### [TASK GOAL]
Filter the data below, keeping only lines that contain "title".

[Records from a data collection]
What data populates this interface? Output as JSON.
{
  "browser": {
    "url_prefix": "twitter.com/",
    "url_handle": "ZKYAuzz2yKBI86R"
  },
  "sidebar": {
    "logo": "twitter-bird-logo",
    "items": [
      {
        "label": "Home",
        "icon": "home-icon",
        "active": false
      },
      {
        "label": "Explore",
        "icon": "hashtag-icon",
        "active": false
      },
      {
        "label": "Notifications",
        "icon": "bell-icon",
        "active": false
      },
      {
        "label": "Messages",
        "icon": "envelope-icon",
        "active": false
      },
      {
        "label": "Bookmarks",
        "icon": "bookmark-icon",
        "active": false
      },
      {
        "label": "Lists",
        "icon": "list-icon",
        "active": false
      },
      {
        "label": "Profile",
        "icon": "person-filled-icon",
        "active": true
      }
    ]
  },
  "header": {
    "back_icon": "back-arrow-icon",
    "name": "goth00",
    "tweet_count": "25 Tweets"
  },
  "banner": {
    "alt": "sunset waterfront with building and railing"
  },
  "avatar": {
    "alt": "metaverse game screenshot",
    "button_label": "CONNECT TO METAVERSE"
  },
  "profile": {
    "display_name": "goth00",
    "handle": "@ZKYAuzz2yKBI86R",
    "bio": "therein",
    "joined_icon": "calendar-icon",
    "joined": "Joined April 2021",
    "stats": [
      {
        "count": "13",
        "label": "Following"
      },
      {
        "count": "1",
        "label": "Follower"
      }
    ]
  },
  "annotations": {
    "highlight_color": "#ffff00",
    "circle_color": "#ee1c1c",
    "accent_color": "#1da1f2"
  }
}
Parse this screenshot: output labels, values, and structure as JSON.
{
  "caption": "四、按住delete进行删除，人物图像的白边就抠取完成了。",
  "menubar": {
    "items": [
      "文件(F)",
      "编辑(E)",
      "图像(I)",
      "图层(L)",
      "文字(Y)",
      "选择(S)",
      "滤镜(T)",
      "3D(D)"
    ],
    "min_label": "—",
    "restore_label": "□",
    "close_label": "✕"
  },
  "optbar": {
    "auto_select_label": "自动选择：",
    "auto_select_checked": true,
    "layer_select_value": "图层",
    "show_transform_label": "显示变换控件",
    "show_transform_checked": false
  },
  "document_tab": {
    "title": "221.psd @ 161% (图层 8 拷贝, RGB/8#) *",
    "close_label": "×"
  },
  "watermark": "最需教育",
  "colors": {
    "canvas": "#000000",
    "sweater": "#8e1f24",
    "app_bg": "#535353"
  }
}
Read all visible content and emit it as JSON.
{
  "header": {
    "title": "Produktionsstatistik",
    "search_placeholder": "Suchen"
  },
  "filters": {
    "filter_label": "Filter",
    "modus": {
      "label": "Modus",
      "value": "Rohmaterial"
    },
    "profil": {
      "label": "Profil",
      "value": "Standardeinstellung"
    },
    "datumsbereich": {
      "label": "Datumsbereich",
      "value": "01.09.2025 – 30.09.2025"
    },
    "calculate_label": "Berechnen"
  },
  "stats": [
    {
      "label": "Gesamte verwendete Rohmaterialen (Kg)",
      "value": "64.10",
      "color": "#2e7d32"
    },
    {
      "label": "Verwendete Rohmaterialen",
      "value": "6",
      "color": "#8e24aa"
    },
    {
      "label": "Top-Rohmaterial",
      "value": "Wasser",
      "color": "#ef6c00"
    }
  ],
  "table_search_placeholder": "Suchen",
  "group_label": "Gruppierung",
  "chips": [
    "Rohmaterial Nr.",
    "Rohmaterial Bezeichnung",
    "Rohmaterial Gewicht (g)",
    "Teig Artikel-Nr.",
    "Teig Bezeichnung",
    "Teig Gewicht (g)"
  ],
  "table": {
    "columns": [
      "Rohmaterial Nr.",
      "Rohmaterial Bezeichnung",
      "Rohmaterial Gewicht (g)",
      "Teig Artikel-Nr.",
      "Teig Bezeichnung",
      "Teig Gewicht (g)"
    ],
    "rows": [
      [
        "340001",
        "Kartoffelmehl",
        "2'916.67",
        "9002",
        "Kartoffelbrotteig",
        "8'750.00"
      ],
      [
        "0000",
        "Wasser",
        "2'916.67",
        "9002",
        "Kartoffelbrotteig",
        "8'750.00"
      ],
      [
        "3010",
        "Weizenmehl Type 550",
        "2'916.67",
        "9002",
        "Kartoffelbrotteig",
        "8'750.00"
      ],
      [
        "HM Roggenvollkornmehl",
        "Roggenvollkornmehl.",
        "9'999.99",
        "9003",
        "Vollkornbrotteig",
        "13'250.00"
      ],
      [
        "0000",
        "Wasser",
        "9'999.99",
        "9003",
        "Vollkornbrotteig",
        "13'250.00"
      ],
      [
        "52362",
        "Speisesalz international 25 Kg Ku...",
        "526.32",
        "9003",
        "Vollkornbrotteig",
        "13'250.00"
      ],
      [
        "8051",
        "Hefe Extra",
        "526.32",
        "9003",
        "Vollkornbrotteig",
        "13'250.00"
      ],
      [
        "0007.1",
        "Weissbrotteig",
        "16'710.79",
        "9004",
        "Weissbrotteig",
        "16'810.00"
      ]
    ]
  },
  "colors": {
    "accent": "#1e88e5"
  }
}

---

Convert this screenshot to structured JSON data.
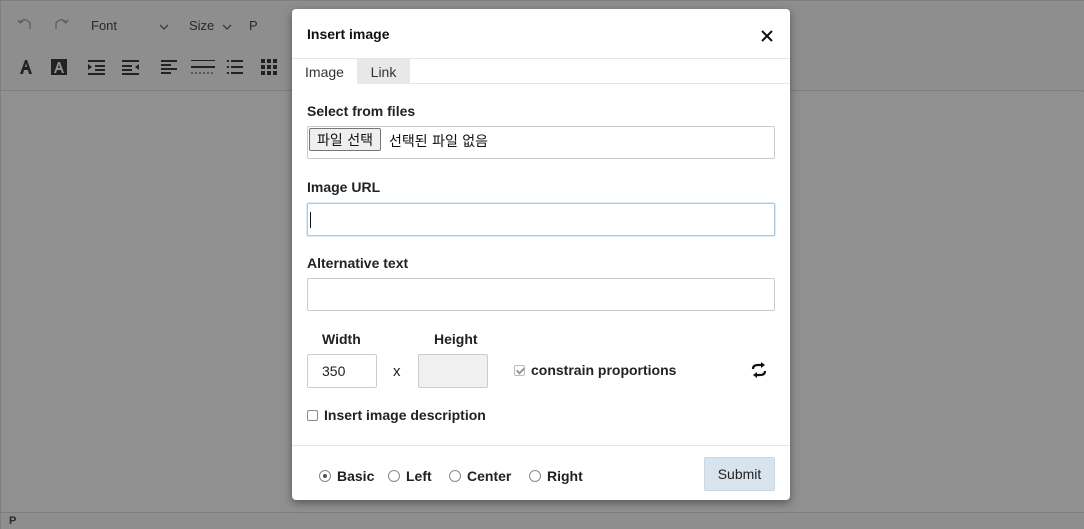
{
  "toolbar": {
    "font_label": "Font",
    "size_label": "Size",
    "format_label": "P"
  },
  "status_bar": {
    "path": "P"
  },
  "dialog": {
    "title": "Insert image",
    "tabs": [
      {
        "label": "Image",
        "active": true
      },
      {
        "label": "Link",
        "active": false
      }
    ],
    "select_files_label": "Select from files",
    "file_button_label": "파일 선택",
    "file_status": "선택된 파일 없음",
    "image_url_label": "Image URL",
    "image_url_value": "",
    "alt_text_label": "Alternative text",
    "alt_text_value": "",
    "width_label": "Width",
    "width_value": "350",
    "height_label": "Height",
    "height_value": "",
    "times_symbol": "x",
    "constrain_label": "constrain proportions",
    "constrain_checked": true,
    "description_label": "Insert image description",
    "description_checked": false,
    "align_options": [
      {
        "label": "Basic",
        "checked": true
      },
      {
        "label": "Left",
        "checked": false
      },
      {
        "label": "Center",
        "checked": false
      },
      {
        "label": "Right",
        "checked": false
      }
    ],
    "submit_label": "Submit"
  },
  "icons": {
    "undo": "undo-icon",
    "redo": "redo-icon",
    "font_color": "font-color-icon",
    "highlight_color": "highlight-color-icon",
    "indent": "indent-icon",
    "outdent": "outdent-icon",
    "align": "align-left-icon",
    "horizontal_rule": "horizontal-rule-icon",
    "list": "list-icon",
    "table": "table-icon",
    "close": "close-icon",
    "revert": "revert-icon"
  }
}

### [EXPECTED OUTPUT]
    "title": "221.psd @ 161% (图层 8 拷贝, RGB/8#) *",
    "title": "Produktionsstatistik",
    "title": "Insert image",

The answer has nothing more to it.